When the first two cards you receive are of equal value other than a pair of 4’s, 5’s or 10,s, you may elect to split them and play each as a separate hand, drawing to each until you are satisfied or break. You play the right card first followed by the left card. In many casinos, if a pair is split and a third card of the same rank is drawn, the hand may be re-split. To indicate to the dealer your desire to split, merely slide up another bet of equal value next to your first wager, touching neither your cards not the original bet.
If you are lucky enough to receive a pair of Aces, most casinos only permit drawing one card when two aces are split.

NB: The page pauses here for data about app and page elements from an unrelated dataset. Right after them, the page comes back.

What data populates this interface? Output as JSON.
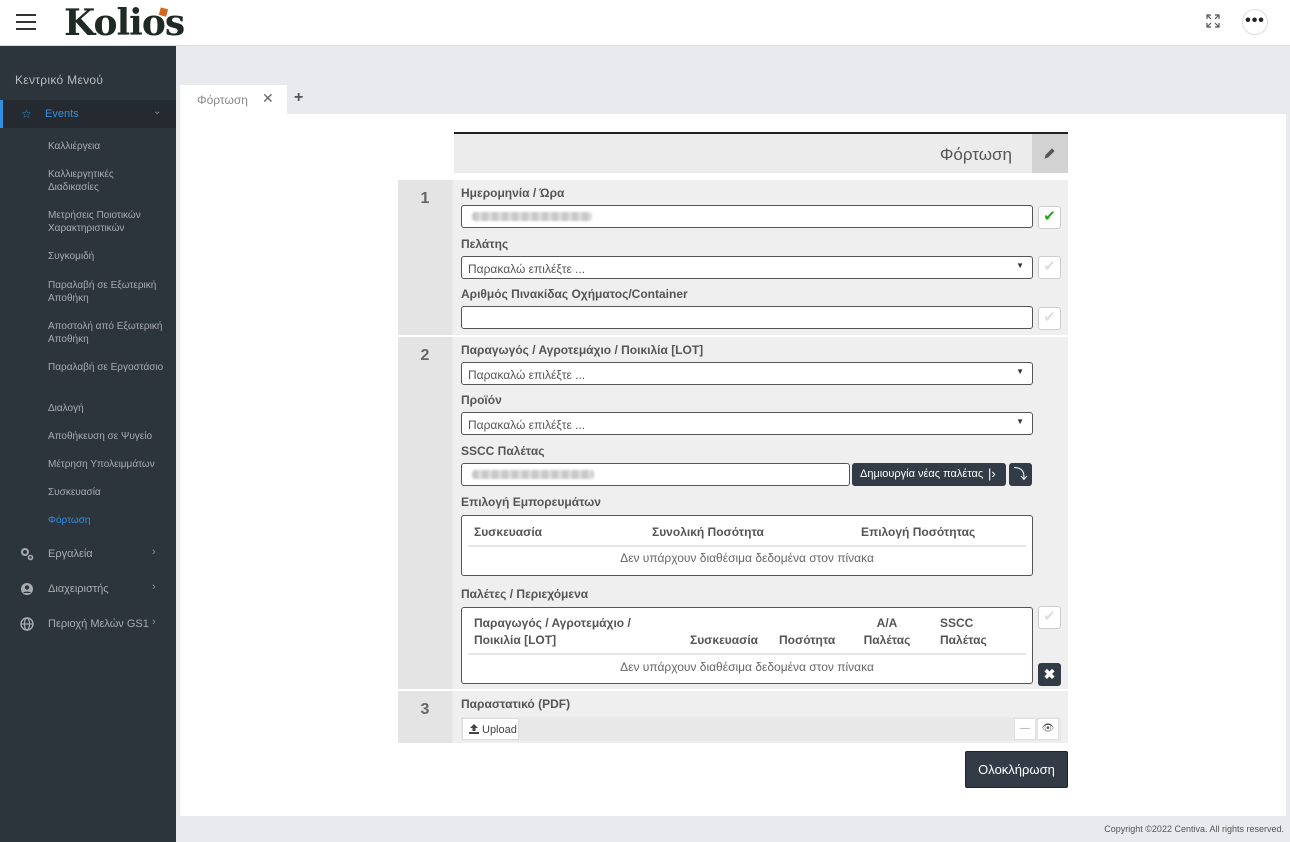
{
  "header": {
    "logo_text": "Kolios",
    "more_label": "•••"
  },
  "sidebar": {
    "title": "Κεντρικό Μενού",
    "events_label": "Events",
    "events_items": [
      {
        "label": "Καλλιέργεια"
      },
      {
        "label": "Καλλιεργητικές Διαδικασίες"
      },
      {
        "label": "Μετρήσεις Ποιοτικών Χαρακτηριστικών"
      },
      {
        "label": "Συγκομιδή"
      },
      {
        "label": "Παραλαβή σε Εξωτερική Αποθήκη"
      },
      {
        "label": "Αποστολή από Εξωτερική Αποθήκη"
      },
      {
        "label": "Παραλαβή σε Εργοστάσιο"
      },
      {
        "label": "Διαλογή"
      },
      {
        "label": "Αποθήκευση σε Ψυγείο"
      },
      {
        "label": "Μέτρηση Υπολειμμάτων"
      },
      {
        "label": "Συσκευασία"
      },
      {
        "label": "Φόρτωση",
        "active": true
      }
    ],
    "main_items": [
      {
        "label": "Εργαλεία",
        "icon": "cogs-icon"
      },
      {
        "label": "Διαχειριστής",
        "icon": "user-circle-icon"
      },
      {
        "label": "Περιοχή Μελών GS1",
        "icon": "globe-icon"
      }
    ]
  },
  "tabs": {
    "active_label": "Φόρτωση",
    "close_glyph": "✕",
    "add_glyph": "+"
  },
  "form": {
    "title": "Φόρτωση",
    "section1": {
      "number": "1",
      "datetime_label": "Ημερομηνία / Ώρα",
      "customer_label": "Πελάτης",
      "customer_placeholder": "Παρακαλώ επιλέξτε ...",
      "plate_label": "Αριθμός Πινακίδας Οχήματος/Container"
    },
    "section2": {
      "number": "2",
      "lot_label": "Παραγωγός / Αγροτεμάχιο / Ποικιλία [LOT]",
      "lot_placeholder": "Παρακαλώ επιλέξτε ...",
      "product_label": "Προϊόν",
      "product_placeholder": "Παρακαλώ επιλέξτε ...",
      "sscc_label": "SSCC Παλέτας",
      "new_pallet_button": "Δημιουργία νέας παλέτας",
      "goods_label": "Επιλογή Εμπορευμάτων",
      "goods_table": {
        "headers": [
          "Συσκευασία",
          "Συνολική Ποσότητα",
          "Επιλογή Ποσότητας"
        ],
        "empty": "Δεν υπάρχουν διαθέσιμα δεδομένα στον πίνακα"
      },
      "pallets_label": "Παλέτες / Περιεχόμενα",
      "pallets_table": {
        "headers": [
          "Παραγωγός / Αγροτεμάχιο / Ποικιλία [LOT]",
          "Συσκευασία",
          "Ποσότητα",
          "Α/Α Παλέτας",
          "SSCC Παλέτας"
        ],
        "empty": "Δεν υπάρχουν διαθέσιμα δεδομένα στον πίνακα"
      }
    },
    "section3": {
      "number": "3",
      "doc_label": "Παραστατικό (PDF)",
      "upload_label": "Upload"
    },
    "finish_button": "Ολοκλήρωση"
  },
  "footer": {
    "copyright": "Copyright ©2022 Centiva. All rights reserved."
  },
  "colors": {
    "sidebar_bg": "#2d353c",
    "accent": "#348fe2",
    "button_dark": "#333c46",
    "check_ok": "#22aa22"
  }
}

When a 10 value card is drawn to an ace that have been split the resulting hands are not blackjacks but are considered 21, this would tie a dealer 21 but lose to a dealer blackjack

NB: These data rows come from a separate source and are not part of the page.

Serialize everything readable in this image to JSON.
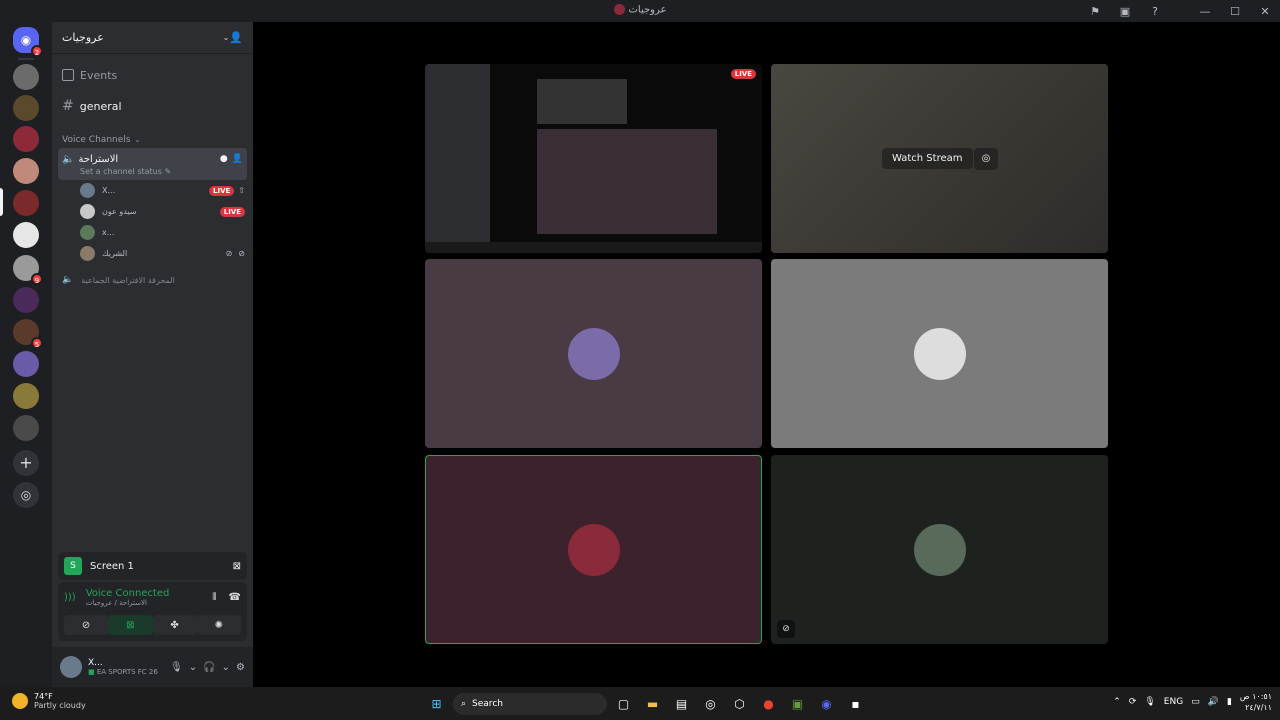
{
  "window": {
    "title": "عروجيات",
    "icons": [
      "inbox-icon",
      "help-icon",
      "minimize-icon",
      "maximize-icon",
      "close-icon"
    ]
  },
  "guilds": {
    "home_badge": "2",
    "badges": {
      "g8": "9",
      "g10": "5"
    }
  },
  "sidebar": {
    "server_name": "عروجيات",
    "events_label": "Events",
    "general_channel": "general",
    "voice_category": "Voice Channels",
    "active_voice": {
      "name": "الاستراحة",
      "status_placeholder": "Set a channel status",
      "members": [
        {
          "name": "X...",
          "live": "LIVE"
        },
        {
          "name": "سيدو عون",
          "live": "LIVE"
        },
        {
          "name": "x...",
          "live": ""
        },
        {
          "name": "الشريك",
          "live": ""
        }
      ]
    },
    "second_voice": "المحرقة الافتراضية الجماعية"
  },
  "bottom": {
    "screen_label": "Screen 1",
    "voice_connected": "Voice Connected",
    "voice_location": "الاستراحة / عروجيات",
    "user_name": "X...",
    "user_status": "EA SPORTS FC 26"
  },
  "stage": {
    "live_tag": "LIVE",
    "watch_stream": "Watch Stream"
  },
  "taskbar": {
    "temperature": "74°F",
    "weather": "Partly cloudy",
    "search_placeholder": "Search",
    "language": "ENG",
    "time": "١٠:٥١ ص",
    "date": "٢٤/٧/١١"
  },
  "colors": {
    "accent_green": "#23a55a",
    "live_red": "#da373c",
    "tile_purple": "#4a3a44",
    "tile_gray": "#7b7b7b",
    "tile_maroon": "#3b222c",
    "tile_dark": "#1e221f"
  }
}
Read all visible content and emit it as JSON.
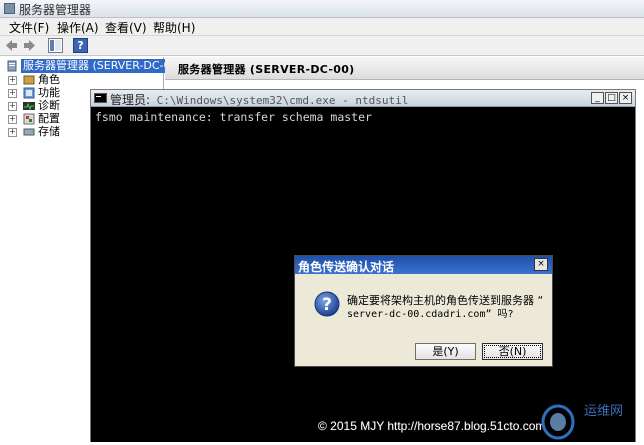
{
  "window": {
    "title": "服务器管理器"
  },
  "menu": [
    "文件(F)",
    "操作(A)",
    "查看(V)",
    "帮助(H)"
  ],
  "tree": {
    "root": "服务器管理器 (SERVER-DC-00)",
    "items": [
      "角色",
      "功能",
      "诊断",
      "配置",
      "存储"
    ]
  },
  "right_pane": {
    "header": "服务器管理器 (SERVER-DC-00)"
  },
  "cmd": {
    "title_prefix": "管理员:",
    "title_path": " C:\\Windows\\system32\\cmd.exe - ntdsutil",
    "output": "fsmo maintenance: transfer schema master"
  },
  "dialog": {
    "title": "角色传送确认对话",
    "message_line1": "确定要将架构主机的角色传送到服务器 “",
    "message_line2": "server-dc-00.cdadri.com” 吗?",
    "yes": "是(Y)",
    "no": "否(N)"
  },
  "watermark": {
    "copyright": "© 2015 MJY http://horse87.blog.51cto.com",
    "logo_text": "运维网"
  },
  "colors": {
    "selection": "#3169c6",
    "dialog_title": "#1f50a8",
    "console_bg": "#000000",
    "console_text": "#d6d6d6"
  }
}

If the dealer turns an up-card of an Ace, he will offer “Insurance” to the players. Insurance bets can be made by betting up to half your original bet amount in the insurance betting stripe in front of your bet. The dealer will check to see if he has a 10-value card underneath his Ace, and if he does have Blackjack, your winning Insurance bet will be paid at odds of 2:1. You’ll lose your original bet of course (unless you also have a Blackjack), so the net effect is that you break even (assuming you bet the full half bet for insurance.) This is why the bet is described as “insurance”, since it seems to protect your original bet against a dealer blackjack. Of course, if the dealer does not have blackjack, you’ll lose the insurance bet, and still have to play the original bet out.